■ WHAT YOU SHOULD DO
Reproduce the whole of the data exactly.

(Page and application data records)
★ ★ ★

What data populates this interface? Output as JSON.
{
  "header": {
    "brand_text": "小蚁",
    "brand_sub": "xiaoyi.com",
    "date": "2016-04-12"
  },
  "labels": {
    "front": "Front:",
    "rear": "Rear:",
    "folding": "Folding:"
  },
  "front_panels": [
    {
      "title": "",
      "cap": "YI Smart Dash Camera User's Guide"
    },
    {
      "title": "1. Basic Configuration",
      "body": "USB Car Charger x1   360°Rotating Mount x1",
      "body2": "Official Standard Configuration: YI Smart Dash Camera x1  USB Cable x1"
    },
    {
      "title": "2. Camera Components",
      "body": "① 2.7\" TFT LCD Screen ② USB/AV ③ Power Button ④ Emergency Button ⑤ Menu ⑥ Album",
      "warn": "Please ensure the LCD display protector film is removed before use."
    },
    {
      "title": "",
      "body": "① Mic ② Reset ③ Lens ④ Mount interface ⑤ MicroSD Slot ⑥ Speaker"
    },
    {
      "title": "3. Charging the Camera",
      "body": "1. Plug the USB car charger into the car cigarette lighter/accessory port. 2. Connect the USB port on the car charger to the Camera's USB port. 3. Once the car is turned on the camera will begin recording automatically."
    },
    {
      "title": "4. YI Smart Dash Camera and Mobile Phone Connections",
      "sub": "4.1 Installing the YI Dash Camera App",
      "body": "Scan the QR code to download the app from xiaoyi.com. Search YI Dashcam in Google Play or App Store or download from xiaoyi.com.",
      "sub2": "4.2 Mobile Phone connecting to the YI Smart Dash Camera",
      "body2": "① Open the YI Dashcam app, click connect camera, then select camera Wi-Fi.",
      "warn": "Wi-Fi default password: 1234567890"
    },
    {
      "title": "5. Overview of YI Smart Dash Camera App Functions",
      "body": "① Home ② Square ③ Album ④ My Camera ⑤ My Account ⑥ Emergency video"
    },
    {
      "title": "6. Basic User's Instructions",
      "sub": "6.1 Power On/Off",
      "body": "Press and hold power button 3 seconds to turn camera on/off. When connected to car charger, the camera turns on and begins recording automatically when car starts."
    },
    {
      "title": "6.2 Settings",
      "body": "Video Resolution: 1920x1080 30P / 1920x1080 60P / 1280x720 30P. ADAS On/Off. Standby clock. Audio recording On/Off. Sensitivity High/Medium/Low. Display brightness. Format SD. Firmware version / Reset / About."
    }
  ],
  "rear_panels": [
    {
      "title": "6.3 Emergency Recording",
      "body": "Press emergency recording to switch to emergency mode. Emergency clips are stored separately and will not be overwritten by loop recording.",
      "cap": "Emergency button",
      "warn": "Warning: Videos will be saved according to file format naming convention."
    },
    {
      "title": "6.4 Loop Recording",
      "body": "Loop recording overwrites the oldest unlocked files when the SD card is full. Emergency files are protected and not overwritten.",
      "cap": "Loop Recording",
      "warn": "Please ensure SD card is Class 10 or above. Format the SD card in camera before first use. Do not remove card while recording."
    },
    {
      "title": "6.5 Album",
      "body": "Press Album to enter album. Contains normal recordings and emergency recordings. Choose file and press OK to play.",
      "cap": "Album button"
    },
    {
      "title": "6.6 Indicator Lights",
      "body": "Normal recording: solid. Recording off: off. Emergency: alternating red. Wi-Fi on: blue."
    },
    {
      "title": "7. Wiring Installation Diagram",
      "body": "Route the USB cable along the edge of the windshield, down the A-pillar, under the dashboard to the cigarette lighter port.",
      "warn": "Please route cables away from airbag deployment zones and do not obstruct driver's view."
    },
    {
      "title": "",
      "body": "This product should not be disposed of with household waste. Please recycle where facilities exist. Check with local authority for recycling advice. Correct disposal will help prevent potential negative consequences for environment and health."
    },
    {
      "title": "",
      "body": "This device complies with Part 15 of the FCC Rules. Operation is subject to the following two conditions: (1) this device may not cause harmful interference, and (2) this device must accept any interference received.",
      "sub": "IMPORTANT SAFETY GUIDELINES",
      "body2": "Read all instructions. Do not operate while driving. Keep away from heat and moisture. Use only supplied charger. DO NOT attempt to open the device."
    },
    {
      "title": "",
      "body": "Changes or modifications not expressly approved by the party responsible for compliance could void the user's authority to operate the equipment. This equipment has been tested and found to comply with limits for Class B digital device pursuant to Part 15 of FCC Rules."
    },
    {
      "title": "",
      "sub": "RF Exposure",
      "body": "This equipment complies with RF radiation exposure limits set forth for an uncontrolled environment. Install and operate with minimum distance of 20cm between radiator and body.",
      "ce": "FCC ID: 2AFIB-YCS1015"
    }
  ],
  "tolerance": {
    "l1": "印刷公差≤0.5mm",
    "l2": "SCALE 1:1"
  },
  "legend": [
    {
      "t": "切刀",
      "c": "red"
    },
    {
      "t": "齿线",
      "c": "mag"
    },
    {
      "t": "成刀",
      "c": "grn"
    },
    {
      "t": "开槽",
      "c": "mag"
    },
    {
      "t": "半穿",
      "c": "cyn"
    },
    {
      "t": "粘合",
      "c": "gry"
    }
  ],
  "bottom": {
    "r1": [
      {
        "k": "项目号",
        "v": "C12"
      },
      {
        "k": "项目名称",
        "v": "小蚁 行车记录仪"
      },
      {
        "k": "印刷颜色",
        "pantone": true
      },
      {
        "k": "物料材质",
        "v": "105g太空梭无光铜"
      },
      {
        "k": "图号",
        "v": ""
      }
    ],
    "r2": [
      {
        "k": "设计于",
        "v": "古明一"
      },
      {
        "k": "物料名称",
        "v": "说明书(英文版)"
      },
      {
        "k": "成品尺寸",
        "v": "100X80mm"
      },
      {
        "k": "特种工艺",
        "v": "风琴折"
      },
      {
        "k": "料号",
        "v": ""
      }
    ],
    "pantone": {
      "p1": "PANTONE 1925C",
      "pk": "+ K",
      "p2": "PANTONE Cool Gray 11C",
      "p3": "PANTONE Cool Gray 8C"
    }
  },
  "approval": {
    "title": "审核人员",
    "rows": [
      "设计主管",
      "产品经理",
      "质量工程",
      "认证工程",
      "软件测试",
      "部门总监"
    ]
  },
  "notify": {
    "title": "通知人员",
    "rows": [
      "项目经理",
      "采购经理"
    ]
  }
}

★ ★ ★

■ EXERCISE RESULT
What data populates this interface? Output as JSON.
{
  "header": {
    "brand_text": "小蚁",
    "brand_sub": "xiaoyi.com",
    "date": "2016-04-12"
  },
  "labels": {
    "front": "Front:",
    "rear": "Rear:",
    "folding": "Folding:"
  },
  "front_panels": [
    {
      "title": "",
      "cap": "YI Smart Dash Camera User's Guide"
    },
    {
      "title": "1. Basic Configuration",
      "body": "USB Car Charger x1   360°Rotating Mount x1",
      "body2": "Official Standard Configuration: YI Smart Dash Camera x1  USB Cable x1"
    },
    {
      "title": "2. Camera Components",
      "body": "① 2.7\" TFT LCD Screen ② USB/AV ③ Power Button ④ Emergency Button ⑤ Menu ⑥ Album",
      "warn": "Please ensure the LCD display protector film is removed before use."
    },
    {
      "title": "",
      "body": "① Mic ② Reset ③ Lens ④ Mount interface ⑤ MicroSD Slot ⑥ Speaker"
    },
    {
      "title": "3. Charging the Camera",
      "body": "1. Plug the USB car charger into the car cigarette lighter/accessory port. 2. Connect the USB port on the car charger to the Camera's USB port. 3. Once the car is turned on the camera will begin recording automatically."
    },
    {
      "title": "4. YI Smart Dash Camera and Mobile Phone Connections",
      "sub": "4.1 Installing the YI Dash Camera App",
      "body": "Scan the QR code to download the app from xiaoyi.com. Search YI Dashcam in Google Play or App Store or download from xiaoyi.com.",
      "sub2": "4.2 Mobile Phone connecting to the YI Smart Dash Camera",
      "body2": "① Open the YI Dashcam app, click connect camera, then select camera Wi-Fi.",
      "warn": "Wi-Fi default password: 1234567890"
    },
    {
      "title": "5. Overview of YI Smart Dash Camera App Functions",
      "body": "① Home ② Square ③ Album ④ My Camera ⑤ My Account ⑥ Emergency video"
    },
    {
      "title": "6. Basic User's Instructions",
      "sub": "6.1 Power On/Off",
      "body": "Press and hold power button 3 seconds to turn camera on/off. When connected to car charger, the camera turns on and begins recording automatically when car starts."
    },
    {
      "title": "6.2 Settings",
      "body": "Video Resolution: 1920x1080 30P / 1920x1080 60P / 1280x720 30P. ADAS On/Off. Standby clock. Audio recording On/Off. Sensitivity High/Medium/Low. Display brightness. Format SD. Firmware version / Reset / About."
    }
  ],
  "rear_panels": [
    {
      "title": "6.3 Emergency Recording",
      "body": "Press emergency recording to switch to emergency mode. Emergency clips are stored separately and will not be overwritten by loop recording.",
      "cap": "Emergency button",
      "warn": "Warning: Videos will be saved according to file format naming convention."
    },
    {
      "title": "6.4 Loop Recording",
      "body": "Loop recording overwrites the oldest unlocked files when the SD card is full. Emergency files are protected and not overwritten.",
      "cap": "Loop Recording",
      "warn": "Please ensure SD card is Class 10 or above. Format the SD card in camera before first use. Do not remove card while recording."
    },
    {
      "title": "6.5 Album",
      "body": "Press Album to enter album. Contains normal recordings and emergency recordings. Choose file and press OK to play.",
      "cap": "Album button"
    },
    {
      "title": "6.6 Indicator Lights",
      "body": "Normal recording: solid. Recording off: off. Emergency: alternating red. Wi-Fi on: blue."
    },
    {
      "title": "7. Wiring Installation Diagram",
      "body": "Route the USB cable along the edge of the windshield, down the A-pillar, under the dashboard to the cigarette lighter port.",
      "warn": "Please route cables away from airbag deployment zones and do not obstruct driver's view."
    },
    {
      "title": "",
      "body": "This product should not be disposed of with household waste. Please recycle where facilities exist. Check with local authority for recycling advice. Correct disposal will help prevent potential negative consequences for environment and health."
    },
    {
      "title": "",
      "body": "This device complies with Part 15 of the FCC Rules. Operation is subject to the following two conditions: (1) this device may not cause harmful interference, and (2) this device must accept any interference received.",
      "sub": "IMPORTANT SAFETY GUIDELINES",
      "body2": "Read all instructions. Do not operate while driving. Keep away from heat and moisture. Use only supplied charger. DO NOT attempt to open the device."
    },
    {
      "title": "",
      "body": "Changes or modifications not expressly approved by the party responsible for compliance could void the user's authority to operate the equipment. This equipment has been tested and found to comply with limits for Class B digital device pursuant to Part 15 of FCC Rules."
    },
    {
      "title": "",
      "sub": "RF Exposure",
      "body": "This equipment complies with RF radiation exposure limits set forth for an uncontrolled environment. Install and operate with minimum distance of 20cm between radiator and body.",
      "ce": "FCC ID: 2AFIB-YCS1015"
    }
  ],
  "tolerance": {
    "l1": "印刷公差≤0.5mm",
    "l2": "SCALE 1:1"
  },
  "legend": [
    {
      "t": "切刀",
      "c": "red"
    },
    {
      "t": "齿线",
      "c": "mag"
    },
    {
      "t": "成刀",
      "c": "grn"
    },
    {
      "t": "开槽",
      "c": "mag"
    },
    {
      "t": "半穿",
      "c": "cyn"
    },
    {
      "t": "粘合",
      "c": "gry"
    }
  ],
  "bottom": {
    "r1": [
      {
        "k": "项目号",
        "v": "C12"
      },
      {
        "k": "项目名称",
        "v": "小蚁 行车记录仪"
      },
      {
        "k": "印刷颜色",
        "pantone": true
      },
      {
        "k": "物料材质",
        "v": "105g太空梭无光铜"
      },
      {
        "k": "图号",
        "v": ""
      }
    ],
    "r2": [
      {
        "k": "设计于",
        "v": "古明一"
      },
      {
        "k": "物料名称",
        "v": "说明书(英文版)"
      },
      {
        "k": "成品尺寸",
        "v": "100X80mm"
      },
      {
        "k": "特种工艺",
        "v": "风琴折"
      },
      {
        "k": "料号",
        "v": ""
      }
    ],
    "pantone": {
      "p1": "PANTONE 1925C",
      "pk": "+ K",
      "p2": "PANTONE Cool Gray 11C",
      "p3": "PANTONE Cool Gray 8C"
    }
  },
  "approval": {
    "title": "审核人员",
    "rows": [
      "设计主管",
      "产品经理",
      "质量工程",
      "认证工程",
      "软件测试",
      "部门总监"
    ]
  },
  "notify": {
    "title": "通知人员",
    "rows": [
      "项目经理",
      "采购经理"
    ]
  }
}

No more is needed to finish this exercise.